If you have been discriminated against as an FBI agent on the basis of race, we encourage you to fill out the following form (all information collected is protected under Attorney/Client privilege) and we look forward to fervently seeking justice alongside you with the help of your voice. We cannot stress enough how important your role plays in the future of race in federal law enforcement.

Immigration and Customs Enforcement

At David Shaffer Law, we are pursuing a class action against ICE for their lack of gender-normed physical tests and discriminating against our client and other female trainees on the basis of sex. While at the Federal Law Enforcement Training Center (FLETC), our client was not only faced with male-tailored physical tests, but also with the male-tailored instructors who singled her out multiple times for minor issues which were overlooked when the male trainees had similar issues. We filed her official, individual and class complaint through the Department of Homeland Security in early January 2021.

As women make up more than half of the U.S. population and account for 47% of all working Americans, they comprise just 13% of law enforcement officers and 15.5% of all sworn federal law enforcement officers (Reaves, 2012). Women in law enforcement have always been underrepresented for various reasons: masculine stigma, recruitment issues, hostile work environment, etc., but one measure that has been repeatedly seen to have a disparate impact on women are the physical examinations.

Within ICE, 71.9% are men and 28.1% are women (Alvarado, 2017). Immigration and Customs Enforcement (ICE), unlike other federal law enforcement agencies like the DEA and the FBI, does not use gender-normed physical examinations. Gender-normed tests set different raw cutoffs for male and female applicants such that each class would be expected to have roughly equal pass rates, making it more equitable for women.

We are hoping to retain more female ICE agents with similar gender discrimination issues to expand our case. Therefore, if you, or anyone you know, have been retaliated against from the Immigration and Customs Enforcement agency, please reach out to us as soon as possible.

Federal law enforcement agencies must create an organizational culture that does not tolerate harassment and discrimination and implement policies that highlight women’s contribution in this male-dominated field. While it’ll take a lot more work to change the masculine identity of law enforcement, we believe that the one step in the direction of full gender equity is the inclusion of gender-normed physical tests.
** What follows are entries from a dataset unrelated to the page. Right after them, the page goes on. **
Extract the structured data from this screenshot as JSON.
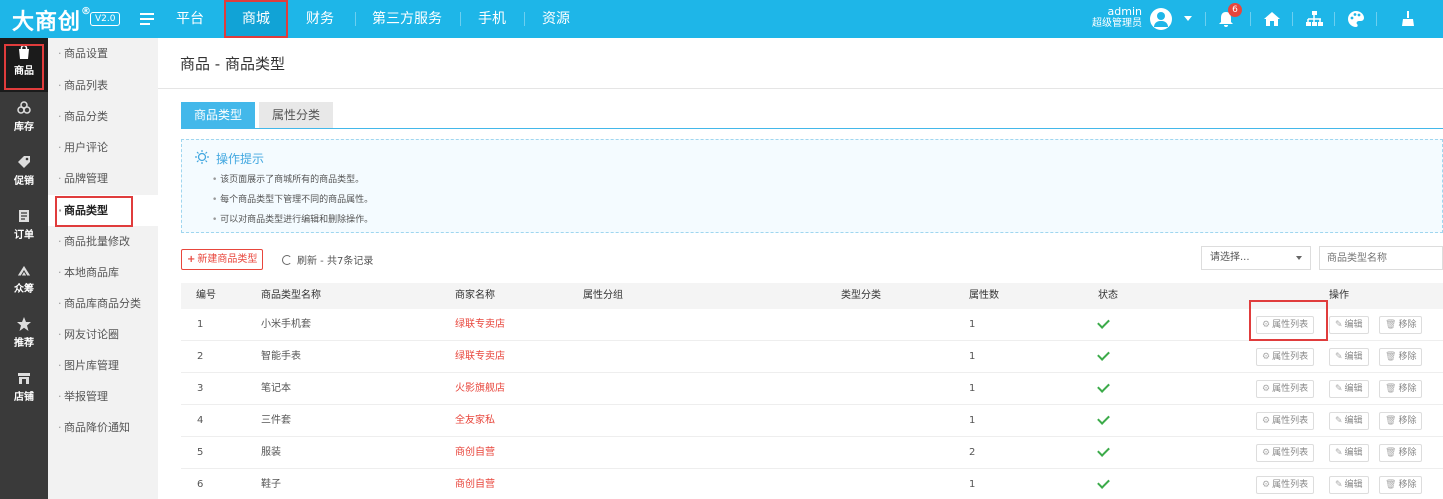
{
  "topbar": {
    "logo": "大商创",
    "logo_mark": "®",
    "version": "V2.0",
    "nav": [
      "平台",
      "商城",
      "财务",
      "第三方服务",
      "手机",
      "资源"
    ],
    "active_nav": "商城",
    "user_name": "admin",
    "user_role": "超级管理员",
    "notification_count": "6",
    "accent_color": "#1eb6e8"
  },
  "iconbar": [
    {
      "label": "商品",
      "icon": "shopping-bag-icon",
      "active": true
    },
    {
      "label": "库存",
      "icon": "stock-icon"
    },
    {
      "label": "促销",
      "icon": "promotion-icon"
    },
    {
      "label": "订单",
      "icon": "order-icon"
    },
    {
      "label": "众筹",
      "icon": "crowdfunding-icon"
    },
    {
      "label": "推荐",
      "icon": "star-icon"
    },
    {
      "label": "店铺",
      "icon": "store-icon"
    }
  ],
  "subbar": [
    "商品设置",
    "商品列表",
    "商品分类",
    "用户评论",
    "品牌管理",
    "商品类型",
    "商品批量修改",
    "本地商品库",
    "商品库商品分类",
    "网友讨论圈",
    "图片库管理",
    "举报管理",
    "商品降价通知"
  ],
  "subbar_active": "商品类型",
  "page": {
    "title": "商品 - 商品类型",
    "tabs": [
      "商品类型",
      "属性分类"
    ],
    "tips_title": "操作提示",
    "tips": [
      "该页面展示了商城所有的商品类型。",
      "每个商品类型下管理不同的商品属性。",
      "可以对商品类型进行编辑和删除操作。"
    ],
    "add_button": "新建商品类型",
    "refresh_text": "刷新 - 共7条记录",
    "select_placeholder": "请选择...",
    "search_placeholder": "商品类型名称"
  },
  "table": {
    "headers": [
      "编号",
      "商品类型名称",
      "商家名称",
      "属性分组",
      "类型分类",
      "属性数",
      "状态",
      "操作"
    ],
    "actions": [
      "属性列表",
      "编辑",
      "移除"
    ],
    "rows": [
      {
        "id": "1",
        "name": "小米手机套",
        "shop": "绿联专卖店",
        "group": "",
        "category": "",
        "count": "1"
      },
      {
        "id": "2",
        "name": "智能手表",
        "shop": "绿联专卖店",
        "group": "",
        "category": "",
        "count": "1"
      },
      {
        "id": "3",
        "name": "笔记本",
        "shop": "火影旗舰店",
        "group": "",
        "category": "",
        "count": "1"
      },
      {
        "id": "4",
        "name": "三件套",
        "shop": "全友家私",
        "group": "",
        "category": "",
        "count": "1"
      },
      {
        "id": "5",
        "name": "服装",
        "shop": "商创自营",
        "group": "",
        "category": "",
        "count": "2"
      },
      {
        "id": "6",
        "name": "鞋子",
        "shop": "商创自营",
        "group": "",
        "category": "",
        "count": "1"
      }
    ]
  }
}
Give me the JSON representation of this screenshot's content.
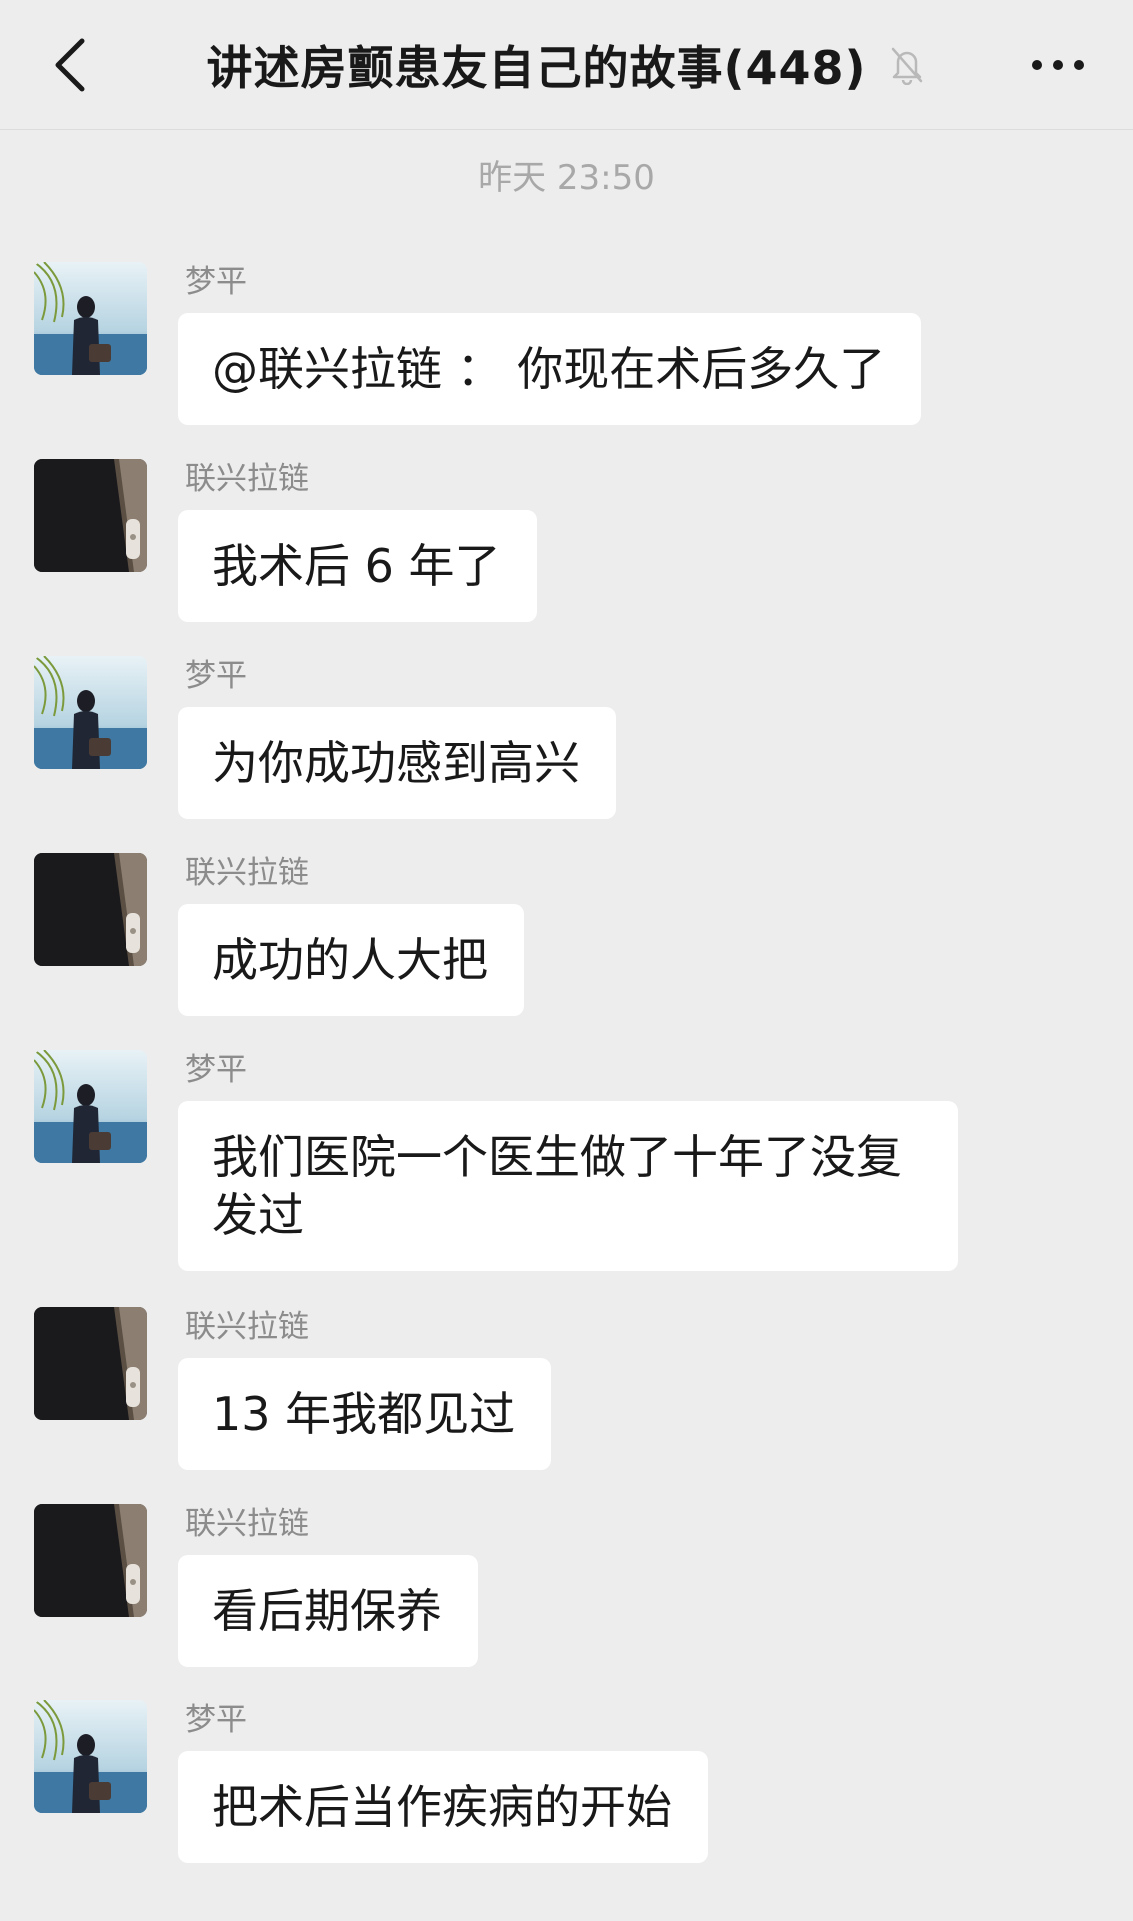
{
  "header": {
    "title": "讲述房颤患友自己的故事(448)",
    "back_icon": "chevron-left-icon",
    "mute_icon": "bell-off-icon",
    "more_icon": "more-dots-icon"
  },
  "timestamp": "昨天 23:50",
  "colors": {
    "background": "#ededed",
    "bubble": "#ffffff",
    "sender_name": "#8c8c8c",
    "timestamp": "#a8a8a8"
  },
  "messages": [
    {
      "sender": "梦平",
      "avatar": "lake-photo-avatar",
      "text": "@联兴拉链 ： 你现在术后多久了"
    },
    {
      "sender": "联兴拉链",
      "avatar": "dark-coat-avatar",
      "text": "我术后 6 年了"
    },
    {
      "sender": "梦平",
      "avatar": "lake-photo-avatar",
      "text": "为你成功感到高兴"
    },
    {
      "sender": "联兴拉链",
      "avatar": "dark-coat-avatar",
      "text": "成功的人大把"
    },
    {
      "sender": "梦平",
      "avatar": "lake-photo-avatar",
      "text": "我们医院一个医生做了十年了没复发过"
    },
    {
      "sender": "联兴拉链",
      "avatar": "dark-coat-avatar",
      "text": "13 年我都见过"
    },
    {
      "sender": "联兴拉链",
      "avatar": "dark-coat-avatar",
      "text": "看后期保养"
    },
    {
      "sender": "梦平",
      "avatar": "lake-photo-avatar",
      "text": "把术后当作疾病的开始"
    }
  ]
}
Yu, Helen H. “An Examination of Women in Federal Law Enforcement: An Exploratory Analysis of the Challenges They Face in the Work Environment.” Feminist Criminology 10, no. 3 (July 2015): 259–78.

Reaves, B. A. (2012). Federal law enforcement officers, 2008 (NCJ 238250). Washington, DC: Bureau of Justice Statistics Bulletin, U.S. Department of Justice.